START Information shown
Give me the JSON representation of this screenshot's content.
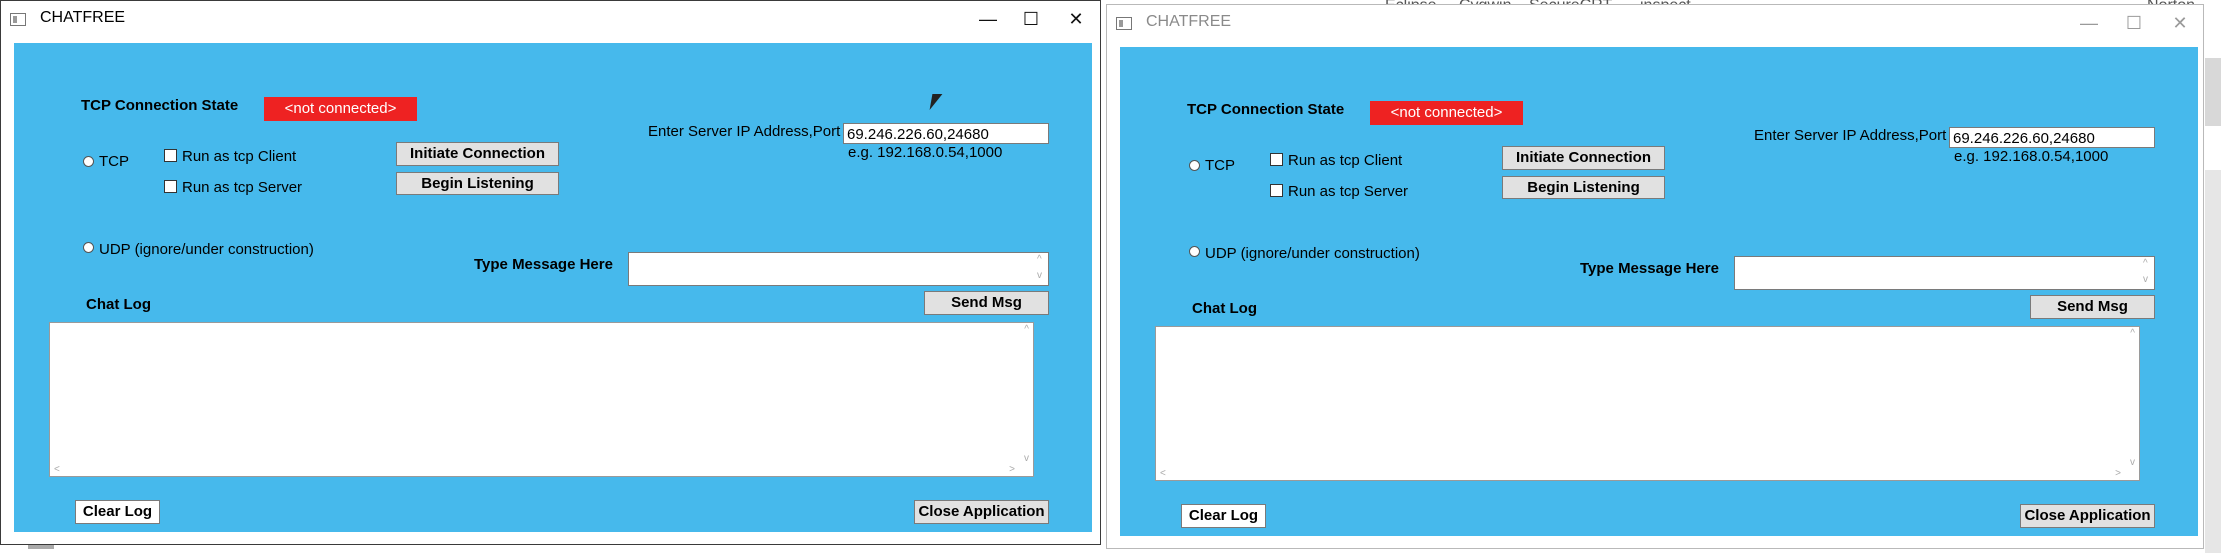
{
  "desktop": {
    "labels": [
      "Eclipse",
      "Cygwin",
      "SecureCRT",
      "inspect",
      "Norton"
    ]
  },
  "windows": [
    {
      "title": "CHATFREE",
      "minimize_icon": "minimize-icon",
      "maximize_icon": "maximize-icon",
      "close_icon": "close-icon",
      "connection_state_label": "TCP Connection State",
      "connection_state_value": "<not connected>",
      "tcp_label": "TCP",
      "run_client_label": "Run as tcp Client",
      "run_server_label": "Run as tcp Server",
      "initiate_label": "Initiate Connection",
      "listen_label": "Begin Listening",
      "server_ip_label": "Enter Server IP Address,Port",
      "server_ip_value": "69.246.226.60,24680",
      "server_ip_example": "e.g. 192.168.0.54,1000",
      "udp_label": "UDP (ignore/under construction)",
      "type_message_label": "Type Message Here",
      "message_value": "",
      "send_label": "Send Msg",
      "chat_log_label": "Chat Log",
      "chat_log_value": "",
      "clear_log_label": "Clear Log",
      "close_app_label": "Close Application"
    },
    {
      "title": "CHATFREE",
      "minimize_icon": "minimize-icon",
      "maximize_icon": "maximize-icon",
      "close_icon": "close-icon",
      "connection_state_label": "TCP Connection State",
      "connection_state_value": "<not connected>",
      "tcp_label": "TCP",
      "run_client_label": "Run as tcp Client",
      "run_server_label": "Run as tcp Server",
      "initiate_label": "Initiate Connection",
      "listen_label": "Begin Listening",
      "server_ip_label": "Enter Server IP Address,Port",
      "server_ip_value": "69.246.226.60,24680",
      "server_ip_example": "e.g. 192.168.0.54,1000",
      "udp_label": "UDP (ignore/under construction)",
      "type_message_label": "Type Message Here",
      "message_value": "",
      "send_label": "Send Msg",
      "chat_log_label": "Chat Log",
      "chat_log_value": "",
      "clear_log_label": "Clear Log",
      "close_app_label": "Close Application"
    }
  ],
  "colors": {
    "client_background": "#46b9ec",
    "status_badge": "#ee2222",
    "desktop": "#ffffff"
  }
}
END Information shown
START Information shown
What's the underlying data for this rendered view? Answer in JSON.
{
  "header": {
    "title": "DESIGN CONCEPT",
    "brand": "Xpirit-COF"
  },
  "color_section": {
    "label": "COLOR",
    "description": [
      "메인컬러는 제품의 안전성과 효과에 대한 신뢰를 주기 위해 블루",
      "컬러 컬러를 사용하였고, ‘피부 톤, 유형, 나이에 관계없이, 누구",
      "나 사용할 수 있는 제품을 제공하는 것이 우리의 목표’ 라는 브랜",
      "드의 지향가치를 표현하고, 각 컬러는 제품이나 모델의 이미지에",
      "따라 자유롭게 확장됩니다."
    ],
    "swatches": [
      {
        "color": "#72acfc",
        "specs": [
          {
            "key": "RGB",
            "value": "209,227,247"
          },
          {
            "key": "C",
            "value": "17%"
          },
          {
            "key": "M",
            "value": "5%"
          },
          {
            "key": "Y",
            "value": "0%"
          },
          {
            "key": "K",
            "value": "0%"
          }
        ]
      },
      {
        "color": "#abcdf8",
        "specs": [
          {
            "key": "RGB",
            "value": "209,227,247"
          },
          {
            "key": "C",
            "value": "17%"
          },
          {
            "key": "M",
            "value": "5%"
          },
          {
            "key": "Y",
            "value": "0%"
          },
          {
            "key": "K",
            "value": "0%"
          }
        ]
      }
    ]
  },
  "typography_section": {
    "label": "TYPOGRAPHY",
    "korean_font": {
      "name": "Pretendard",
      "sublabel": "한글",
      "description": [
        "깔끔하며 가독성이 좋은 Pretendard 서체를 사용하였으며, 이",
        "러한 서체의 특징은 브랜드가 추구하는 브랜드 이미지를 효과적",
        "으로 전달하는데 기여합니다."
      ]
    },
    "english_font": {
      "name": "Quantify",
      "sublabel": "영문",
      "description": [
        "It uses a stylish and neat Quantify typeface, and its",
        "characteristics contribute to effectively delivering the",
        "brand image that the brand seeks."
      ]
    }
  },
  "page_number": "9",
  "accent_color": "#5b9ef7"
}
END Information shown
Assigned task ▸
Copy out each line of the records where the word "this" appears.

Reply to the exercise ▸
Give me the JSON representation of this screenshot's content.
What's the underlying data for this rendered view? Answer in JSON.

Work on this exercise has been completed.